Sandusky Accuser Would Testify, Lawyer Says
www.nytimes.com – Ben Andreozzi, a Pennsylvania lawyer representing one of eight alleged victims in the Penn State sexual child abuse case, called Jerry Sandusky a “coward” on Wednesday and said that Sandusky’s recent comments on television had emboldened his client to pursue sexual assault charges against Sandusky.
“Mr. Sandusky suggested in some of his comments about the victims that maybe people were backing off,” Andreozzi said in a telephone interview from his office in Harrisburg. “My client heard that and has dug in his heels. He is feeling more comfortable about going through with this. The comments maybe backfired. They have caused victims to be more motivated to testify against him.”
Andreozzi said his client, now in his 20s, met Sandusky through Sandusky’s charity, the Second Mile. He said he had been around Sandusky for several years and was assaulted multiple times. Andreozzi has also advised other alleged victims in the case and said he was meeting with another potential victim this week.
Sandusky, a former Penn State assistant football coach, has been charged with 40 counts related to sexual abuse of boys over a period of 15 years. He said he was innocent of all charges in a telephone interview with NBC’s Bob Costas on Monday. His lawyer, Joseph Amendola, indicated there were doubts about his accusers.
“They have other people who are saying they saw something, but they don’t have actual people saying, ‘This is what Jerry did to me,’ ” Amendola said. “We’re working to find those people, and when the time comes, and if we are able to do that, we think this whole case will change dramatically.”
Andreozzi, who also issued a statement Wednesday, said his client would testify that he was “severely sexually assaulted” by Sandusky.
“I am appalled by the fact that Mr. Sandusky has elected to revictimize these young men at a time when they should be healing,” Andreozzi said. “He’s being a coward by refusing to admit to his culpability. Sexual assault victims can begin the healing process if there’s an acknowledgment of fault. Mr. Sandusky could assist in that process and instead he is putting these young men through it again.”
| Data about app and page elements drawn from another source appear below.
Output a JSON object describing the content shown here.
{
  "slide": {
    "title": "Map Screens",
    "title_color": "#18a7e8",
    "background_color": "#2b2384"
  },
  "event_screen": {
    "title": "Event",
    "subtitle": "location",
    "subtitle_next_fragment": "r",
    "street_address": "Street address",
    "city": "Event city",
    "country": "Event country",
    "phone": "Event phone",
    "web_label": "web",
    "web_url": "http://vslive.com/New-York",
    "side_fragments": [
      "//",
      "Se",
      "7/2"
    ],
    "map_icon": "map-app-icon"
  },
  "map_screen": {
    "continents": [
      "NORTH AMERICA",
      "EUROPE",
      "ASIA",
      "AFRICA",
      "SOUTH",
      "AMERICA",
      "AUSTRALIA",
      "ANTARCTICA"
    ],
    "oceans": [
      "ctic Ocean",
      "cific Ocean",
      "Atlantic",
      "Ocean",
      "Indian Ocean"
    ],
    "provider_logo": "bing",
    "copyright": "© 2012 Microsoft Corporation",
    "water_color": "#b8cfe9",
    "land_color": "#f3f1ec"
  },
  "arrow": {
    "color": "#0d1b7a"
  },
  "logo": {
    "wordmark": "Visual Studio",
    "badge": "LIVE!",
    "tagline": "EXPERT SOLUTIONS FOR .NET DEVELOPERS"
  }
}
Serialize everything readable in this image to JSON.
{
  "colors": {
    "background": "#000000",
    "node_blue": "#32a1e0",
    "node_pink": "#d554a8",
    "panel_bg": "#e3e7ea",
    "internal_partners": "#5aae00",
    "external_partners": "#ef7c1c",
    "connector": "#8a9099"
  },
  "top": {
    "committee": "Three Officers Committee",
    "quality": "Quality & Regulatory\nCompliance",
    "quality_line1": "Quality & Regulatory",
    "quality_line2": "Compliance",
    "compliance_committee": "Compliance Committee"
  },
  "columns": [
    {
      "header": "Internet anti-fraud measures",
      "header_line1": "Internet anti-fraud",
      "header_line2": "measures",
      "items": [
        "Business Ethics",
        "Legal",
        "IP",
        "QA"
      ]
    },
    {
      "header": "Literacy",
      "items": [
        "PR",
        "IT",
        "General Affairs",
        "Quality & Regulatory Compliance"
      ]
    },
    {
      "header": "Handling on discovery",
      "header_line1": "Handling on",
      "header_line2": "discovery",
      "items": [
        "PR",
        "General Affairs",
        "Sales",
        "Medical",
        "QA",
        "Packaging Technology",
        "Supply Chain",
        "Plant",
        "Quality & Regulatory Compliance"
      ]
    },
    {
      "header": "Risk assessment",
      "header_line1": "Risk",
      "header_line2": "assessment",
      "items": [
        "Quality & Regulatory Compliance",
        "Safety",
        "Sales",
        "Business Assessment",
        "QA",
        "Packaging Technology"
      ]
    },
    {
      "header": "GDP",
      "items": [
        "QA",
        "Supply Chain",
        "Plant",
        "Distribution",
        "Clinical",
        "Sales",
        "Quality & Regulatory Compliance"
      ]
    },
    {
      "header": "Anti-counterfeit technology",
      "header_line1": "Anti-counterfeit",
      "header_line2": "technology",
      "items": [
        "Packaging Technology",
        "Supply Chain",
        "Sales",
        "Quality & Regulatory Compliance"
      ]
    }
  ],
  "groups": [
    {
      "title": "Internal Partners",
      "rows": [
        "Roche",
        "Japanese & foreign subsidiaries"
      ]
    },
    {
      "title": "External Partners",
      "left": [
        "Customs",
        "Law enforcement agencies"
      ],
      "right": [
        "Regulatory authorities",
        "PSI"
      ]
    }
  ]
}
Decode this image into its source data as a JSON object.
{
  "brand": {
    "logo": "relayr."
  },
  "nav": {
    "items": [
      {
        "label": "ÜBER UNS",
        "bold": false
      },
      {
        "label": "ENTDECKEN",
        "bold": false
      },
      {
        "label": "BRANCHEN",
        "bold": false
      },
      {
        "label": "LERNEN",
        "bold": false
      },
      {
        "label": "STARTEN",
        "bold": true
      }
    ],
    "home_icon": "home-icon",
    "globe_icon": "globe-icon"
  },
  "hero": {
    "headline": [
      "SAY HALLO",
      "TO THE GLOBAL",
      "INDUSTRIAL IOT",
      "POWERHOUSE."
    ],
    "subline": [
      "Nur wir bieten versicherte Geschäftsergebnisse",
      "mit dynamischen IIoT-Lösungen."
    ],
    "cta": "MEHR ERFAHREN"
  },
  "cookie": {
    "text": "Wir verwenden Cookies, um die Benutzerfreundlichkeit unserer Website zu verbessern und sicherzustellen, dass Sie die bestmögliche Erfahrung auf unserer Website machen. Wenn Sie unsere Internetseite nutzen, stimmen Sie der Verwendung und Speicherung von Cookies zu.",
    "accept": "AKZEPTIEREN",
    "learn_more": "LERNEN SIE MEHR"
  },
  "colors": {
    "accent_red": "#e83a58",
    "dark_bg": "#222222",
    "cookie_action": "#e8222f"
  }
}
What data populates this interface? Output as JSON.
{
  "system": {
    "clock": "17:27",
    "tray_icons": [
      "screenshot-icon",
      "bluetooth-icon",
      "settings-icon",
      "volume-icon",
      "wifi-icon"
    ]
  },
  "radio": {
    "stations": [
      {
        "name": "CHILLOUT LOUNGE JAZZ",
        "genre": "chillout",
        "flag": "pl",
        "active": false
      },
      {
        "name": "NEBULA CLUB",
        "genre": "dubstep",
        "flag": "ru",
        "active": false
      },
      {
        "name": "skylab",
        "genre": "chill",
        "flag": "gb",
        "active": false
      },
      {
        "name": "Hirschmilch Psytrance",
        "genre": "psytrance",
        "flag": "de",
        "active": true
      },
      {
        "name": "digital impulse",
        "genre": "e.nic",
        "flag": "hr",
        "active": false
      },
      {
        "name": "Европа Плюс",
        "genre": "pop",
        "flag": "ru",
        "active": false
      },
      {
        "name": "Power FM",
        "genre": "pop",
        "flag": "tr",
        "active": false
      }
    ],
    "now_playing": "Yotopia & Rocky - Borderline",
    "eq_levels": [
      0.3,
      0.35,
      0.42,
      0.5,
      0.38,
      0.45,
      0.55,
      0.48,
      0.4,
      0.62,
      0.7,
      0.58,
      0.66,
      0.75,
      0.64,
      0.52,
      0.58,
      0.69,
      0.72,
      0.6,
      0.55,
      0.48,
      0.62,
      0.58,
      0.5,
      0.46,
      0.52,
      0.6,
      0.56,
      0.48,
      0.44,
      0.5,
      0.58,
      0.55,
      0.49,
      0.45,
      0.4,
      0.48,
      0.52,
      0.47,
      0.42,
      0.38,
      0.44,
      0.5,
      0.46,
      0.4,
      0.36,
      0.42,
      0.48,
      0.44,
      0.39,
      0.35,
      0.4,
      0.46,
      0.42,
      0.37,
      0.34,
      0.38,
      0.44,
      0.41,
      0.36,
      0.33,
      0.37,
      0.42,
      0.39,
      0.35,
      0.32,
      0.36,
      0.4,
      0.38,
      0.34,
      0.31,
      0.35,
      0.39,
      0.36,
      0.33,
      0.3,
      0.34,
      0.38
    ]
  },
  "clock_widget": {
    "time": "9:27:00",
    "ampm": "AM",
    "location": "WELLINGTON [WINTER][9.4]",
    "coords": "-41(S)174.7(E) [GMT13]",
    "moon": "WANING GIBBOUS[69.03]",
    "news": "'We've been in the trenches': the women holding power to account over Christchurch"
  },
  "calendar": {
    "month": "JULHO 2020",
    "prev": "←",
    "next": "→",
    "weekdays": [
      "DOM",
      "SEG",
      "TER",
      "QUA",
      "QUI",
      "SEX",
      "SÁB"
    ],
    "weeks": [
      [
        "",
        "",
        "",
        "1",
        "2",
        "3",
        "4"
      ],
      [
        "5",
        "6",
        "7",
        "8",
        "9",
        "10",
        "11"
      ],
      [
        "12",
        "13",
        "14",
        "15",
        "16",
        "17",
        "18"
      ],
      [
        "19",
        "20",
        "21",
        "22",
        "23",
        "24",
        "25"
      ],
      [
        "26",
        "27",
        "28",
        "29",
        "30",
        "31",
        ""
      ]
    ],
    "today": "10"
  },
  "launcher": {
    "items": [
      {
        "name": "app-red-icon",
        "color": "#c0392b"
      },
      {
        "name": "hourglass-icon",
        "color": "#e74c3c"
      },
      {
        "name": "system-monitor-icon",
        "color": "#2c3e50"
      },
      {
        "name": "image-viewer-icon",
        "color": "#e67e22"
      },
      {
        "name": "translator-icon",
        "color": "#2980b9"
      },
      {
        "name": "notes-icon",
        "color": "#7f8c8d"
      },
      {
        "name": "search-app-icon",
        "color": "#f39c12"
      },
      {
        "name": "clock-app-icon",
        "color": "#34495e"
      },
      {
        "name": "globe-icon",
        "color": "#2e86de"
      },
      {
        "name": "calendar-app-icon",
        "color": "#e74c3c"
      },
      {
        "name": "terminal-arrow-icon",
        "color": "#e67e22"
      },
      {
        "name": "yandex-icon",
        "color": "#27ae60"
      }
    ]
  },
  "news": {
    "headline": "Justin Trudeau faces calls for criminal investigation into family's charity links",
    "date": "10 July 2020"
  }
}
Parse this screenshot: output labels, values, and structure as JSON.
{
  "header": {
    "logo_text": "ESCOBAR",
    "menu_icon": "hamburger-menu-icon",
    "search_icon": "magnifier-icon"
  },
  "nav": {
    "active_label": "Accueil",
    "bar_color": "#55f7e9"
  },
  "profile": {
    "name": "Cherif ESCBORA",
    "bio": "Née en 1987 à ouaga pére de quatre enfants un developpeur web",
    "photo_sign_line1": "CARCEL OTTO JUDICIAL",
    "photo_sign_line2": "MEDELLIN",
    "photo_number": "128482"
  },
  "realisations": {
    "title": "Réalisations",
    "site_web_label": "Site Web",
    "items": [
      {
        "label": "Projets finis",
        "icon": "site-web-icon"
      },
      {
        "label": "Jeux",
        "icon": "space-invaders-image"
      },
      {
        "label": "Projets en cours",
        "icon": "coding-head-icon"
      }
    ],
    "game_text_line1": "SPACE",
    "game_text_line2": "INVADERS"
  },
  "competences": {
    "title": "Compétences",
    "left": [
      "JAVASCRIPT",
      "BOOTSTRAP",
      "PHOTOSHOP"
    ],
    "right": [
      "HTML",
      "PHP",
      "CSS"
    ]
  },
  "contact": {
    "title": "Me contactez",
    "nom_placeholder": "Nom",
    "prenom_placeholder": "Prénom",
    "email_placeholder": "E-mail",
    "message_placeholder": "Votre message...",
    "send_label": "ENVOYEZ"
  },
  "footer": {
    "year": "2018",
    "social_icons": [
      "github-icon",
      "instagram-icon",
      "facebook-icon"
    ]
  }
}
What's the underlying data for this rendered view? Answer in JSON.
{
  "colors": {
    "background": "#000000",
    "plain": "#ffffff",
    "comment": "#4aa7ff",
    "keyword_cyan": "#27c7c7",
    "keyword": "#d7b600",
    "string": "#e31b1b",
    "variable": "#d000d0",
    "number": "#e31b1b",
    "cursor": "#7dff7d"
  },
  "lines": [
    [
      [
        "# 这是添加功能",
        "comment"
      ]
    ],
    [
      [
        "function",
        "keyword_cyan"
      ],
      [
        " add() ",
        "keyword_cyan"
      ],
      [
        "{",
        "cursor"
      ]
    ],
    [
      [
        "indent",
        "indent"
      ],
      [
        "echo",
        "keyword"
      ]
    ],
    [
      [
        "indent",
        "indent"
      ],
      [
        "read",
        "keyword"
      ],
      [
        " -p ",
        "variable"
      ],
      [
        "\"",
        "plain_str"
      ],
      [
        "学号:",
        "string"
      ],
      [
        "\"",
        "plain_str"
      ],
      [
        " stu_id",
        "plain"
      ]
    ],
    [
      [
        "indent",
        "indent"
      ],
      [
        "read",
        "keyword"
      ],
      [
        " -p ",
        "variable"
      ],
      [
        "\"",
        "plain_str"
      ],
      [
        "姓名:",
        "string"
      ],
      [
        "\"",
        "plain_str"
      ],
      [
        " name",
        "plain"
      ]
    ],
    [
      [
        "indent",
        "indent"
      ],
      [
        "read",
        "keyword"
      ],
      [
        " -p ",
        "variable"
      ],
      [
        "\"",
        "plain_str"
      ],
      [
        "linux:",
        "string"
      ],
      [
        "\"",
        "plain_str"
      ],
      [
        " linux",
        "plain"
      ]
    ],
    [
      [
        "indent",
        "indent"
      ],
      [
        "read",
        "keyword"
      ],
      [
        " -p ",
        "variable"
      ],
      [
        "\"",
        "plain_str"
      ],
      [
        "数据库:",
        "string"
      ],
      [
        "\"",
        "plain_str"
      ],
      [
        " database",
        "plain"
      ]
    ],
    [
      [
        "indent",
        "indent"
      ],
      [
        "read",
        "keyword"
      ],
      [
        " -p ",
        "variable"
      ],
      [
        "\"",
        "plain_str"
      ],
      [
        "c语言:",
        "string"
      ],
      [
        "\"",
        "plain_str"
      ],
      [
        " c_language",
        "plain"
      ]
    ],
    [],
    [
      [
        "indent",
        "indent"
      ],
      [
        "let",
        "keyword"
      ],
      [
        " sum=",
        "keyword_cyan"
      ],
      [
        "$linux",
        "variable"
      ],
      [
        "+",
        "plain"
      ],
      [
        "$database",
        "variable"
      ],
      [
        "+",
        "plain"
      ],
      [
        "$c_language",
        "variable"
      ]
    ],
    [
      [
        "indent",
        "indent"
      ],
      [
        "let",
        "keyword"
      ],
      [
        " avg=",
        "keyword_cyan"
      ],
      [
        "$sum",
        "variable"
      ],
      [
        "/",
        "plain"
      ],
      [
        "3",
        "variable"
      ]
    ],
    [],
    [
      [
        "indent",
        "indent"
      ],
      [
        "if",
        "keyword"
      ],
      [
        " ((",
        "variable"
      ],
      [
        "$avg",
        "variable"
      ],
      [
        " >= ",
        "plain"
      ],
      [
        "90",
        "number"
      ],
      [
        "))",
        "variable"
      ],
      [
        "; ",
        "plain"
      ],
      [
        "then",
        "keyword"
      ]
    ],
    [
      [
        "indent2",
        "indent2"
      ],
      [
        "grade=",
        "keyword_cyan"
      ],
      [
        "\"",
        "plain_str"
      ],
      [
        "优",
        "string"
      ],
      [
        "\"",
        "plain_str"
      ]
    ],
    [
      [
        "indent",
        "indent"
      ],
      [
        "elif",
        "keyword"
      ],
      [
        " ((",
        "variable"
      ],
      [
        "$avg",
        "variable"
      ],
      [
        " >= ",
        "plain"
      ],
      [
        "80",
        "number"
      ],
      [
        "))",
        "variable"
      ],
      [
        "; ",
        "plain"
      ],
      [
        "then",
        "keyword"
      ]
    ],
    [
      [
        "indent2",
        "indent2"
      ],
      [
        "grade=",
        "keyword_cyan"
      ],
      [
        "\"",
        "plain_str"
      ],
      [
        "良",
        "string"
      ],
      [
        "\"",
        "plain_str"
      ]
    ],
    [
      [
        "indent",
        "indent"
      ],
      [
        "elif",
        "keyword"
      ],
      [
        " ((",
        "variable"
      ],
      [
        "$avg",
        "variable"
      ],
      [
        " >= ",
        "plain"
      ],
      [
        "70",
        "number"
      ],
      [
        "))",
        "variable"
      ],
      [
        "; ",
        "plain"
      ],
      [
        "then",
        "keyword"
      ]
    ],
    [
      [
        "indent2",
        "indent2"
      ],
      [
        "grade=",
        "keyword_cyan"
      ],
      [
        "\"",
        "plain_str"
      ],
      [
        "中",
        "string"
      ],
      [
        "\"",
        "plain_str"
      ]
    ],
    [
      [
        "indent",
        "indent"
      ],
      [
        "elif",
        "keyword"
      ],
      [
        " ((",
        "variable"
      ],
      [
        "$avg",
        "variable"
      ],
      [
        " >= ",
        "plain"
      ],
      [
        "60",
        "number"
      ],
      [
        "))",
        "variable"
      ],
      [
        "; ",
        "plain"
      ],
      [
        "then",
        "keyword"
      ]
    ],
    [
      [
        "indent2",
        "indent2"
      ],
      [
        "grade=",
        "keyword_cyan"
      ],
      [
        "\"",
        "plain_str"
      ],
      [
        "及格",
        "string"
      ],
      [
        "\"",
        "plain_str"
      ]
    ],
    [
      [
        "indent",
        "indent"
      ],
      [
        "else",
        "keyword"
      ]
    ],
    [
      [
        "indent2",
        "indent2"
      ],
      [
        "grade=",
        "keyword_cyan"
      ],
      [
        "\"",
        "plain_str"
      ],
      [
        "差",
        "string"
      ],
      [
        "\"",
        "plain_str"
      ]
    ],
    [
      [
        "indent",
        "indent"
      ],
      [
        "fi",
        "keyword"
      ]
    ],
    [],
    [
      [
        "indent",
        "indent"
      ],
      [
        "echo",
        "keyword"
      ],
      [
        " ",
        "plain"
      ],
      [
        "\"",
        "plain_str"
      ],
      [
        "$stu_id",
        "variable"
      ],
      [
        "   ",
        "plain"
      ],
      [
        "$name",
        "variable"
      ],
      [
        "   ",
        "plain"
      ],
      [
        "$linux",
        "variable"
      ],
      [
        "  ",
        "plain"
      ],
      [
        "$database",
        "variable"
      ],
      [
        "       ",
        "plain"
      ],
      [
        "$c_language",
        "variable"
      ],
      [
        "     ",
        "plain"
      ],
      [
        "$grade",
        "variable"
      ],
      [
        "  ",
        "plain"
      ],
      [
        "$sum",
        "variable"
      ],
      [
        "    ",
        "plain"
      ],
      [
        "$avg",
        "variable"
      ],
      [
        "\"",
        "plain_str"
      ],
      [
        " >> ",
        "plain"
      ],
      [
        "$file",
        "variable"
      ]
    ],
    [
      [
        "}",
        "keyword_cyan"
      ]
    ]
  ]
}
Andreozzi said he had talked with his client after listening to Sandusky’s televised telephone interview.
“He was absolutely more ready to follow through with this afterward,” Andreozzi said. “He wants him to know he fully intends to testify he was severely sexually assaulted by Mr. Sandusky.”
Andreozzi added: “I have my finger on the pulse of this case. I don’t know of any existing assault victims changing their story or refusing to testify. To the contrary, others are actually coming forward.”
Andreozzi, who has specialized in child sexual abuse cases, said he was upset that Penn State had not reached out to any of the victims.
“They could have a victim-centric approach to this but it appears they have been in a face-saving mode,” Andreozzi said. “They could be proactive and offer to pay for counseling and let the victims participate in the rebuilding of the school. They could help to adopt policies and procedures that will prevent sexual assaults on the campus.
“This is a situation that is only going to grow. When I represent a sexual abuse victim we start with one or maybe two clients, but as the ball gets rolling forward more victims almost always come forward.”
ACTING A.D. IS NAMED David M. Joyner, an orthopedic physician who has been a member of Penn State’s board of trustees since 2000, was named the university’s acting athletic director after Tim Curley took a leave of absence in the wake of the sexual abuse scandal that has engulfed the campus.
Mark Sherburne, who had been the interim athletic director, is returning to his role as associate athletic director.
Joyner, a former Nittany Lions football player and wrestler, has worked with the United States Olympic Committee; he was the head physician for the United States teams at the 1992 Winter Olympics in Albertville, France.
While he serves as the athletic director, Joyner will suspend his role on the board of trustees. MARK VIERA